**What the task asks**: Copy out each line of the entries below in which the string "JSON" appears.

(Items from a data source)
"""

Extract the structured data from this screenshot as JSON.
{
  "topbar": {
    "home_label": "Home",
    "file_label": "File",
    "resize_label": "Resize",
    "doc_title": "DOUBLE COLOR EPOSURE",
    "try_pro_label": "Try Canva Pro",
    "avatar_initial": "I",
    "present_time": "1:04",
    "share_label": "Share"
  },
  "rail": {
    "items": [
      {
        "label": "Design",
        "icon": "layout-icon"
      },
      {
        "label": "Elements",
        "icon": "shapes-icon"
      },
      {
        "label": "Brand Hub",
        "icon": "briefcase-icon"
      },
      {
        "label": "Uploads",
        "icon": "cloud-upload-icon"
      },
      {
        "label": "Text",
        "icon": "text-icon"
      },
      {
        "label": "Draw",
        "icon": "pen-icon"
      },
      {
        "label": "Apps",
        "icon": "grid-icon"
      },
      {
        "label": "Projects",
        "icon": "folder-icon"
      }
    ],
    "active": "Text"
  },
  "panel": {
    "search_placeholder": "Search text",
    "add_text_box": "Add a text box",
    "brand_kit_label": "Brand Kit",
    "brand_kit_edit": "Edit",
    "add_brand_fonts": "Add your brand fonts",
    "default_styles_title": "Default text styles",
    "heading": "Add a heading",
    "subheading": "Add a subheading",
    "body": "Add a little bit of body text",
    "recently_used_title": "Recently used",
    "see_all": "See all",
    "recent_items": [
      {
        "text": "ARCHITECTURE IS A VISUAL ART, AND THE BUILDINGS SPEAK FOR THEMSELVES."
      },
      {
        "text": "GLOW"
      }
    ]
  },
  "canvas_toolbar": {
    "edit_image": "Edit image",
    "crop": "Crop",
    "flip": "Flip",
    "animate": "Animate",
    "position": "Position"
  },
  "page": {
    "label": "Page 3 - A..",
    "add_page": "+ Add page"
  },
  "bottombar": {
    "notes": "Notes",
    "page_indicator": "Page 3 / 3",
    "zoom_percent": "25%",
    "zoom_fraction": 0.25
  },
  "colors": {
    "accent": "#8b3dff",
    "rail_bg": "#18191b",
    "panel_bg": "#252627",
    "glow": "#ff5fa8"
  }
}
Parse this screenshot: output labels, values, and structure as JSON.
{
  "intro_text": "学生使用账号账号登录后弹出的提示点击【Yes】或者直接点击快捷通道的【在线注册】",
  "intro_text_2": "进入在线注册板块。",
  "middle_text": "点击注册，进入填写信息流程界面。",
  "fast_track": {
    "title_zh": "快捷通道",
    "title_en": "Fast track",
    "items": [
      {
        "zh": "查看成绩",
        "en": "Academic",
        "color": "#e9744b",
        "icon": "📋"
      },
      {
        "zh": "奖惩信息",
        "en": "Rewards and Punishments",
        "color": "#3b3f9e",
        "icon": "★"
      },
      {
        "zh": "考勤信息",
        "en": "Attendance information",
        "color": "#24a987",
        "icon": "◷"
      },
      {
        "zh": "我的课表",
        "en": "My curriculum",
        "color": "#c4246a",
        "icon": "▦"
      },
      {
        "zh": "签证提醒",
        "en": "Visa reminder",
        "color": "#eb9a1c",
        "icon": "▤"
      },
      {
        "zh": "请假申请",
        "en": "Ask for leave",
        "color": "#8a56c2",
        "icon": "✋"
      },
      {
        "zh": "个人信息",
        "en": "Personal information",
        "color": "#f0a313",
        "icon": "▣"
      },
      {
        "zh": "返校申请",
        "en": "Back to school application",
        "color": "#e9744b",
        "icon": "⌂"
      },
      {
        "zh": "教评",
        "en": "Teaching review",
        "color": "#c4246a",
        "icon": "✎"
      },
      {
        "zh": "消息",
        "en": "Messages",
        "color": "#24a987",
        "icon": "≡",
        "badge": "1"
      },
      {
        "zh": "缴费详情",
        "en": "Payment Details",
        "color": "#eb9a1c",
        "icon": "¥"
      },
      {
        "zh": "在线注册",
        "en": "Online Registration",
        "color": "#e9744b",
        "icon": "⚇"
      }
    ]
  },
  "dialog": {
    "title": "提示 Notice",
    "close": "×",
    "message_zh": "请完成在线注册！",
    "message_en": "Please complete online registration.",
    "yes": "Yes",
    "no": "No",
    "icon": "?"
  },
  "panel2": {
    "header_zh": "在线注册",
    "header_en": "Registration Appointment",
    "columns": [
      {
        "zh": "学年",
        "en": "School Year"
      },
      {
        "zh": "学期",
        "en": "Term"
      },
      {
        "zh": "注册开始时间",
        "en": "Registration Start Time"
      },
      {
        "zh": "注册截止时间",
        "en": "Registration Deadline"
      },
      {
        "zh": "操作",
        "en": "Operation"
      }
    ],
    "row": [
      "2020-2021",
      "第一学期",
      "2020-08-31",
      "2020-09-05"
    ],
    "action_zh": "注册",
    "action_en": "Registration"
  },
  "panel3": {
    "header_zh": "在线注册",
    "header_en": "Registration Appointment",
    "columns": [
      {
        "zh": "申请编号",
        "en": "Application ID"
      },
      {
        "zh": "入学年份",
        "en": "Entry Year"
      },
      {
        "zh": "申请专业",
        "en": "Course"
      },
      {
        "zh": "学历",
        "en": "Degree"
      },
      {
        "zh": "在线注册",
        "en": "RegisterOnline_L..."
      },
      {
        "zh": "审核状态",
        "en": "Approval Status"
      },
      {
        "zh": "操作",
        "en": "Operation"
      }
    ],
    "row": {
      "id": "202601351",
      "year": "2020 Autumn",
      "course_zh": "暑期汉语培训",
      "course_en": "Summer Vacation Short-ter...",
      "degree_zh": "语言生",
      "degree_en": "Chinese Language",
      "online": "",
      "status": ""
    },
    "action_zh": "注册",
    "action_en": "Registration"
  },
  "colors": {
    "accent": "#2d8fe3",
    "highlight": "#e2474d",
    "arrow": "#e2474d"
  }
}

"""

**Exercise solution**:
Extract the structured data from this screenshot as JSON.
Parse this screenshot: output labels, values, and structure as JSON.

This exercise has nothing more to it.